In his veto message, Newsom said that he while valued Ethnic Studies, and recognized that progress had been made to address concerns about the curriculum, further work was needed to ensure that the state model was balanced, fair, and inclusive of all communities. In other words, he was in favor of Ethnic Studies in theory, but in practice it was too politically risky. Also consider that by this time, the State was battling raging wild fires; schools, business, and the nation were struggling with COVID; and California’s budget surplus and positive economic outlook was evaporating. Privately, however, the Governor told Medina to re-introduce the bill in the next session.

Medina notes that he ran for Assembly three times before he won, optimistic that the third time might be the charm for Ethnic Studies as well. And he has a bevy of supporters that hope he is right. 

What are the chances that the third time is the charm? Let’s consider the wider-context. California budget projections have improved, (at least for now) fires are not ravaging the state, the rate of new COVID-19 infections is on the decline, and vaccinations have begun. But, COVID is still rampant and the vaccine rollout is uneven. Most public schools remain closed, or are struggling to open and stay open. Meanwhile Governor Newsom is locked in a so-far-losing battle with the teachers’ unions who are pushing for all teachers to be vaccinated before face-to-face learning resumes, something the State concedes is not likely possible before June.  Add to this that Governor Newsom is facing a recall effort. And, all of that aside, the tensions underlying the curriculum controversies are quintessential and, in many ways, reflective of ethnic and racial conflict writ large in America. 

So, what would it take for the third time to be the charm?
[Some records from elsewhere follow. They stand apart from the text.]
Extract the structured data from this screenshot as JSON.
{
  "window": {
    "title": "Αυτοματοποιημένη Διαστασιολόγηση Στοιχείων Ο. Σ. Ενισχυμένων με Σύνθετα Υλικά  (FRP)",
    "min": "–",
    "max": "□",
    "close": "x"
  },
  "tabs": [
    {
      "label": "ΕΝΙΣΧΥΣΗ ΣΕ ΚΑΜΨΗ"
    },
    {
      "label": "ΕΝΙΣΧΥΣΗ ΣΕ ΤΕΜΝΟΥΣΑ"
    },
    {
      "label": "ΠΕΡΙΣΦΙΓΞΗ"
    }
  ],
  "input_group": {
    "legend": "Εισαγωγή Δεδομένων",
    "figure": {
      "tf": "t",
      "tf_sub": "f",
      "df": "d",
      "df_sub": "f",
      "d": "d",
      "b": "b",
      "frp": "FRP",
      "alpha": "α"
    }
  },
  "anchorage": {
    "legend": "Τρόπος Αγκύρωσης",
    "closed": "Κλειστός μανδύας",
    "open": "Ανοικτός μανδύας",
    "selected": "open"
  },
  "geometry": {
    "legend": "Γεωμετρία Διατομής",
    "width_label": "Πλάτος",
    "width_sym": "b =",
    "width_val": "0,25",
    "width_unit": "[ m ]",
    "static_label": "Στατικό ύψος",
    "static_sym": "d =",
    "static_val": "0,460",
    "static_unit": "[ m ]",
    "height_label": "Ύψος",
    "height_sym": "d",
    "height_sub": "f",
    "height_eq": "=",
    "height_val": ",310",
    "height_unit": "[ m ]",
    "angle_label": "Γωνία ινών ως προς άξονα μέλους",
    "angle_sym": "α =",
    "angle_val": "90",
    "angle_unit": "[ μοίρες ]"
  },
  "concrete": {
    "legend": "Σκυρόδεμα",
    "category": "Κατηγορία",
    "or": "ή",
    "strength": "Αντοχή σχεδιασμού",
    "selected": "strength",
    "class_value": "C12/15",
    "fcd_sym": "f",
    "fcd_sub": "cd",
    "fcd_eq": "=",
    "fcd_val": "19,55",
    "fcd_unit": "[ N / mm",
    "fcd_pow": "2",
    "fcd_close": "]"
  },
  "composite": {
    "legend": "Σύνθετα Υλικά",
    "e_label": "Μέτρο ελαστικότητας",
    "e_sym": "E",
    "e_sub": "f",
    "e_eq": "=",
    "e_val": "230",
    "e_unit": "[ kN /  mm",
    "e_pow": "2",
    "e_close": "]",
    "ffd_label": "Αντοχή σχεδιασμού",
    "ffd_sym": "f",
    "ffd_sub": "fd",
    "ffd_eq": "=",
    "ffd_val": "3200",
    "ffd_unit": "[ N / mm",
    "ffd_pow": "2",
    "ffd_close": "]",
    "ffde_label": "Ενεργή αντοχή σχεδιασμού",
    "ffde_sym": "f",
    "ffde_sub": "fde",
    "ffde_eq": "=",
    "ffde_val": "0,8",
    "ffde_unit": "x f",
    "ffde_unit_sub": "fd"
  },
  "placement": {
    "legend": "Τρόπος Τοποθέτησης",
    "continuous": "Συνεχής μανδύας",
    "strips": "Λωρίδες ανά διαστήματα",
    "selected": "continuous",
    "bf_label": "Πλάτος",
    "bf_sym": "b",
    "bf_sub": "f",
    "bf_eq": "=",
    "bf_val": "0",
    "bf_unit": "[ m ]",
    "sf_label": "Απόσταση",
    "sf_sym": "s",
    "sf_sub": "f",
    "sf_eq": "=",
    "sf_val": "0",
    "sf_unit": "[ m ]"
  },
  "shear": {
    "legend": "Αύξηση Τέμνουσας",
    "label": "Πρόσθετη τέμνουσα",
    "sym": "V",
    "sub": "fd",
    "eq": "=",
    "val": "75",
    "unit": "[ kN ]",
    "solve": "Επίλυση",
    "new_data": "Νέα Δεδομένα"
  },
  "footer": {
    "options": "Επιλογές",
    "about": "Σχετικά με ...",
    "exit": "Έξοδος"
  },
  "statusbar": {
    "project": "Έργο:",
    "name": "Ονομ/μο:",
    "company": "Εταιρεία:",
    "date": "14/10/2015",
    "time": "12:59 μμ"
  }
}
Understanding that Ethnic Studies is important for all Californians. Ethnic Studies isn’t just for Black kids, Brown kids, or Asian kids. We all benefit from knowing history, and understanding the rich diversity of experiences, and contributions to the economic and cultural fiber of our nation. There are few advocates more passionate or better than Medina at explaining the importance of Ethnic Studies.  Putting Ethnic Studies in the context of the violence at the nation’s Capital, “we cannot afford to wait any longer as civil unrest, racial tensions have risen across the nation. Ethnic Studies provides hope for fostering understanding and unity.”